Spotlight on Randy Seeley, Ph.D.

New Faculty Member Joins U-M

Randy Seeley joined the faculty of the U-M Medical School in July 2014 as Professor of Surgery and Professor of Metabolism, Endodontics and Diabetes. He was previously Donald C. Harrison Professor of Medicine University at the Cincinnati College of Medicine, and Director of the Cincinnati Diabetes and Obesity Center. At U-M he will continue to search for new treatment strategies for obesity and diabetes, based on studies of peripheral hormones and their receptors that influence energy intake.

Randy has published over 260 peer-reviewed articles in such high-impact journals as Science, Nature, Nature Medicine, Nature Neuroscience, Science Translational Medicine, Cell Metabolism, The Journal of Clinical Investigation and The New England Journal of Medicine. He has also been recognized by numerous scientific groups such as the Obesity Society (Lilly Scientific Achievement Award), the Endocrine Society (Ernst Oppenheimer Award) and the American Diabetes Association (Outstanding Scientific Achievement Award).

He currently serves on the NIDDK Clinical Obesity Research Panel and on the Board of Reviewing Editors for Science.

Randy’s recent work has included research on the effects of weight-loss surgery. Bariatric surgery is currently the most effective therapy for obesity, but it is not a practical solution to the growing epidemic of obesity around the world.

However, studies by Randy and his colleagues on such surgery in rodents has raised the possibility that manipulating gut bacteria may be an alternative, non-invasive approach to controlling weight and metabolism. In a paper published in Nature, they demonstrated that the weight loss resulting from surgery is due — not to reduced stomach size lowering caloric intake — but to changes in metabolism mediated by the nuclear receptor FXR.
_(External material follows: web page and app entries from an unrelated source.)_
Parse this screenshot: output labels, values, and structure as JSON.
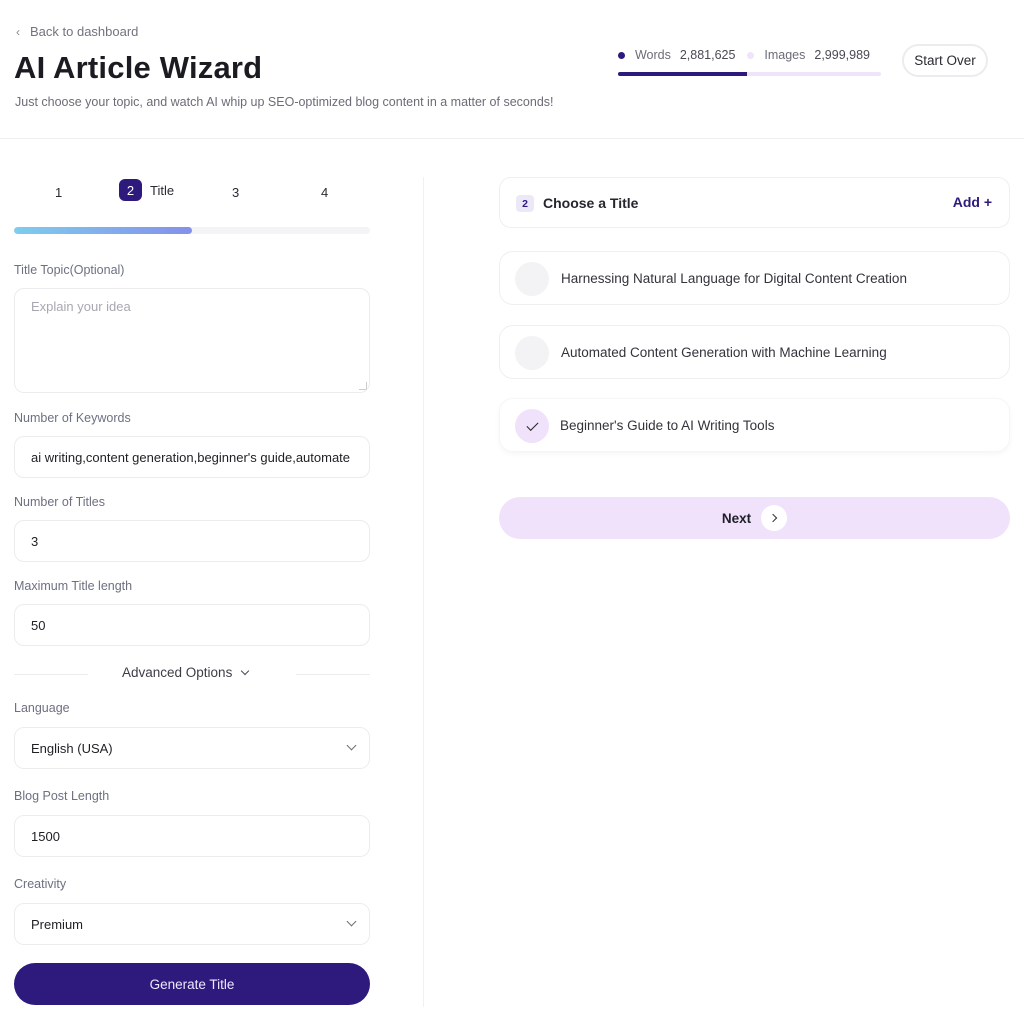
{
  "header": {
    "back_label": "Back to dashboard",
    "title": "AI Article Wizard",
    "subtitle": "Just choose your topic, and watch AI whip up SEO-optimized blog content in a matter of seconds!",
    "start_over_label": "Start Over"
  },
  "usage": {
    "words_label": "Words",
    "words_value": "2,881,625",
    "images_label": "Images",
    "images_value": "2,999,989",
    "words_share_percent": 49,
    "colors": {
      "words": "#2e1a7c",
      "images": "#f0e4fb"
    }
  },
  "wizard": {
    "steps": [
      {
        "number": "1",
        "label": ""
      },
      {
        "number": "2",
        "label": "Title",
        "active": true
      },
      {
        "number": "3",
        "label": ""
      },
      {
        "number": "4",
        "label": ""
      }
    ],
    "progress_percent": 50
  },
  "form": {
    "title_topic": {
      "label": "Title Topic(Optional)",
      "placeholder": "Explain your idea",
      "value": ""
    },
    "keywords": {
      "label": "Number of Keywords",
      "value": "ai writing,content generation,beginner's guide,automate"
    },
    "num_titles": {
      "label": "Number of Titles",
      "value": "3"
    },
    "max_title_length": {
      "label": "Maximum Title length",
      "value": "50"
    },
    "advanced_label": "Advanced Options",
    "language": {
      "label": "Language",
      "value": "English (USA)"
    },
    "blog_length": {
      "label": "Blog Post Length",
      "value": "1500"
    },
    "creativity": {
      "label": "Creativity",
      "value": "Premium"
    },
    "generate_label": "Generate Title"
  },
  "titles_panel": {
    "step_badge": "2",
    "heading": "Choose a Title",
    "add_label": "Add +",
    "options": [
      {
        "text": "Harnessing Natural Language for Digital Content Creation",
        "selected": false
      },
      {
        "text": "Automated Content Generation with Machine Learning",
        "selected": false
      },
      {
        "text": "Beginner's Guide to AI Writing Tools",
        "selected": true
      }
    ],
    "next_label": "Next"
  },
  "colors": {
    "primary": "#2e1a7c",
    "accent_light": "#f1e2fb",
    "progress_start": "#7ecdee",
    "progress_end": "#8590ea"
  }
}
These changes appear to result from increased circulating bile acids and are associated with alterations of the gut microbiome. Identifying the molecular underpinnings of the effects of weight-loss surgery has therefore opened the door to new, widely-applicable approaches of achieving the same health benefits.